Nez Perce War
Oil on canvas
H x W: 22.5 in. / 18 in.
Gift of the American Institute for Western Studies
From ca. 2005:
The Army and Navy Club, gift of the American Institute for Western Studies
The Nez Perce Tribe was known for independence, intelligence, and compassion. Gifted horsemen, they developed the Appaloosa breed and possessed herds numbering in the thousands. Lewis and Clark praised the tribe for their warm hospitality and kindness during a bleak winter in the vast unchartered territory known then as the “Undiscovered Country.”

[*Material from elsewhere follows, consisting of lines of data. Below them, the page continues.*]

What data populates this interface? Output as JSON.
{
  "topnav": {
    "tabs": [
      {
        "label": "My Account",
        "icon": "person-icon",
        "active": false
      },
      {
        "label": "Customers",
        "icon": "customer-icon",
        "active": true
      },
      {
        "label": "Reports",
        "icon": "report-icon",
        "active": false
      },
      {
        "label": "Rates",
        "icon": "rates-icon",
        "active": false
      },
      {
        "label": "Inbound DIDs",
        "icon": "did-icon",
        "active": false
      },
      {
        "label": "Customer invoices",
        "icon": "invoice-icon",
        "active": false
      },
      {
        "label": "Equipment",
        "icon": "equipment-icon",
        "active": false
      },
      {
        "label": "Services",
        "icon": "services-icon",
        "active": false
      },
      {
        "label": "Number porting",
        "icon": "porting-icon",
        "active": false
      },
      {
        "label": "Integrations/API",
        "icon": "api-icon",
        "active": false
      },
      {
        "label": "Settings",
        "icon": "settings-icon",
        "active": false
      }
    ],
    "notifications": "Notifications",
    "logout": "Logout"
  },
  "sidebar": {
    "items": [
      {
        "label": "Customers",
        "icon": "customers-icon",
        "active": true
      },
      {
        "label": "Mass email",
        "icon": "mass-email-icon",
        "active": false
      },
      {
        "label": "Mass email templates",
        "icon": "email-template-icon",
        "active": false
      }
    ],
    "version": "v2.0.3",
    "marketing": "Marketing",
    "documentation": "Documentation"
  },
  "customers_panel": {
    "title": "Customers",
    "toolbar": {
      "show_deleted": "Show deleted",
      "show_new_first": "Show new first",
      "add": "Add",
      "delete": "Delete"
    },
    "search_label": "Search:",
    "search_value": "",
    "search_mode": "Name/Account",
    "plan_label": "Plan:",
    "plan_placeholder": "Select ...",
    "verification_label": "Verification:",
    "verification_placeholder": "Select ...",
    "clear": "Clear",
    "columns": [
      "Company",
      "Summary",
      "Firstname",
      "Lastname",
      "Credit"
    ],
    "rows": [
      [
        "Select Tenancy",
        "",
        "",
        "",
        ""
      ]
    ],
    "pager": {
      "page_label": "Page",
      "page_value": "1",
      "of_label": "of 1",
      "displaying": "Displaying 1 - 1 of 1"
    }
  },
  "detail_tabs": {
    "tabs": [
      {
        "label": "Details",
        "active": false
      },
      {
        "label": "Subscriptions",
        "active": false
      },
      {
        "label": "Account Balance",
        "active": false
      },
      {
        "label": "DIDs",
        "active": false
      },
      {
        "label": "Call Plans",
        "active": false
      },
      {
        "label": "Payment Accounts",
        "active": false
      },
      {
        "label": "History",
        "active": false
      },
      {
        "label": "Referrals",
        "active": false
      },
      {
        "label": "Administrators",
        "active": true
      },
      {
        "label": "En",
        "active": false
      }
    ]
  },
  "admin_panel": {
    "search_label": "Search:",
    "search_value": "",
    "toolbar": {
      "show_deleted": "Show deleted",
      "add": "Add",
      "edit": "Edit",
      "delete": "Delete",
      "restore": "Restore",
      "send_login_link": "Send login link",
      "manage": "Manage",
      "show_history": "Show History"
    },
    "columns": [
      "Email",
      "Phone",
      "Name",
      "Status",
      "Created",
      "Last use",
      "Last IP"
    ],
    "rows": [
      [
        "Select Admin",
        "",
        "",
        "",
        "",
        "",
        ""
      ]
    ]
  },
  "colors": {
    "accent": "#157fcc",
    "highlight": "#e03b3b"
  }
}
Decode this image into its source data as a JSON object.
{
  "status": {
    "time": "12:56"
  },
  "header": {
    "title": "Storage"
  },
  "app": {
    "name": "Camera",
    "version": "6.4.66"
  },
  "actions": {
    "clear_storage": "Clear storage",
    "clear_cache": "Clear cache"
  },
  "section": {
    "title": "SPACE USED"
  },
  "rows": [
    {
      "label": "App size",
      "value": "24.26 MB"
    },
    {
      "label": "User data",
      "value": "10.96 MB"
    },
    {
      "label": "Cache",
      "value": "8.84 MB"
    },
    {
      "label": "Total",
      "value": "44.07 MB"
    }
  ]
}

In 1877, a year after Custer’s death, the Nez Perce were ordered onto a reservation. Chief Joseph’s band, among others, resisted forced repatriation. They reluctantly agreed, but in the days immediately before their surrender, a party of young warriors murdered a number of settlers. Government forces were directed to restore peace. Joseph knew that the mood of his people favored war and hesitantly surrendered to their will. While he knew that they could not win against the Army, he thought perhaps they could escape. The Indians thus began their epic trek, outmaneuvering and outfighting a large contingent of the U.S. Army for months.
The Army was in close, sustained pursuit, under the command of General Oliver O. Howard. With troops assigned as they could be found throughout the Western regions and from as far away as Georgia, Howard doggedly followed a day or two behind the Indians for more than 1,800 miles.
However, it was Colonel Nelson Miles, who later joined The Army and Navy Club, who finally captured desperate remnants of the Nez Perce tribe within a day’s march of the Canadian border. They had hoped to seek shelter with Sitting Bull, the victor of the Battle at Little Big Horn. As it happened, half of the captives eluded their military guards and escaped across the border shortly following the formal surrender. Chief Joseph honorably chose to stay with his tribe and to share their fate in captivity.
Transported into the malaria-infested swamps around Leavenworth, Kansas—far from their native land in present-day Oregon—the Nez Perce became ill and many died. In these deplorable circumstances, Joseph’s verisimilitude and righteous anger focused national attention on Congressional ineptitude and the Bureau of Indian Affairs. As a spokesman for his tribe, Joseph was without equal. He was brought to Washington, DC on multiple occasions to speak on their behalf. Eventually, the national government restored the Nez Perce to the Northwest, on land set aside in Colville, Washington and Lapwai, Idaho.
This portrait of Chief Joseph, by Pacific Northwest artist Beth Brainard, captures the heroic essence of this venerable American leader. His likeness now rightfully rests among other portraits of great national, military, and political commanders. It was commissioned and presented to The Army and Navy Club by the American Institute for Western Studies.